Your PIP will oversee your DSA for it’s lifetime from start through to completion. This is usually for a period of about 5 or 6 years. With a DSA lasting for a number of years, there are always possible risk factors that could affect your regular payments. Your PIP will want make sure your arrangement remains affordable and sustainable, so will review your arrangement regularly (at least annually) to make sure everything is ok. If any problems do arise, it is essential that you discuss them with your PIP right away. Some examples of issues that could affect your monthly DSA payments are:

  • A reduction in income.
  • An increase in household expenses.
  • Job loss or Business challenges.
  • Health issues.
  • Relationship breakdown.
  • Family bereavement.

Variation of a DSA

If any of these issues arise during a DSA, your PIP will work had to seek a variation and renegotiate your arrangement with creditors if it’s possible. Your creditors will need to then vote on the variation. Your Variation could include such measures as

  • having a temporary payment holiday.
  • extending the term of the DSA.
  • accepting a lower repayment than originally agreed.
  • accepting a lump sum settlement.

Ensuring successful completion of a DSA

Some pointers on maintaining your DSA include:

  • Making payments on time and in full.
  • Complying with the terms of the DSA and any requests the PIP might have.
  • Co-operating with your PIP and participating in your annual reviews.
  • Being upfront and honest about your situation, assets, income and expenses at the beginning of your initial consultation.
  • Notifying your PIP of any changes in your circumstances that might affect your DSA or DSA payments.

If you are experiencing financial difficulty and would like more information on about a DSA, please get in touch. We off a free, confidential, no obligation advice service, to help you find out your options.

Get advice

Confidential, no-obligation advice on your unaffordable mortgage, arrears or debts.

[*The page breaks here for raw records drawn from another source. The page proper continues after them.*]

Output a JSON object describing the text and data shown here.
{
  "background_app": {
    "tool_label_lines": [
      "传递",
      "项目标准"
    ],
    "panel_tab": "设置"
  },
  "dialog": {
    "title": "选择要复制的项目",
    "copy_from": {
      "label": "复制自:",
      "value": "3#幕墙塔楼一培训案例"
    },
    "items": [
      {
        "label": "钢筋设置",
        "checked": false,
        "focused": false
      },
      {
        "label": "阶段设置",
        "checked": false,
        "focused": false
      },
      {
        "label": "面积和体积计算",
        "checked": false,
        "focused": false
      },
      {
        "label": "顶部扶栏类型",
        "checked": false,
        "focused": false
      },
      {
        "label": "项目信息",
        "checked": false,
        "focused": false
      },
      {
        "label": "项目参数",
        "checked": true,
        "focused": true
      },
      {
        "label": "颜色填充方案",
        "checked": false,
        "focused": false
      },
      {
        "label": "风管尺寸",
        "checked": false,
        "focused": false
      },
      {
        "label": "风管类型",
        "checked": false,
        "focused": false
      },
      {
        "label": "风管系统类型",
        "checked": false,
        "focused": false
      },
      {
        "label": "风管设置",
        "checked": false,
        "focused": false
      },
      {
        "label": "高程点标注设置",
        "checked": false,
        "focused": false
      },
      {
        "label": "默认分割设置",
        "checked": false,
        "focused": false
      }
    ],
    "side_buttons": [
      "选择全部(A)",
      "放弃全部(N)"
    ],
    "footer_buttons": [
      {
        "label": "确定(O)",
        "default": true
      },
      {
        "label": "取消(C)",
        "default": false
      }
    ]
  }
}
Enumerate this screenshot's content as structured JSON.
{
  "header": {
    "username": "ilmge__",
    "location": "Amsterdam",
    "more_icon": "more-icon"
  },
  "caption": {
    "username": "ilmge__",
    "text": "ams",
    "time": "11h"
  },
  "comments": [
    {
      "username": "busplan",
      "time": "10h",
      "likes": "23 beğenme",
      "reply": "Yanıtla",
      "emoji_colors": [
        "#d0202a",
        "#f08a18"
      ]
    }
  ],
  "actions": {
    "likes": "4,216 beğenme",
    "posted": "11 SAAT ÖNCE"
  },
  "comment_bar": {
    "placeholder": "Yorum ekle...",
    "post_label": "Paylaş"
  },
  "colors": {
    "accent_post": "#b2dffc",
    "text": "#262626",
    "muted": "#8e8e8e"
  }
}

By submitting this form I consent to the processing of my data & agree with the National Debt Relief Privacy Notice
To top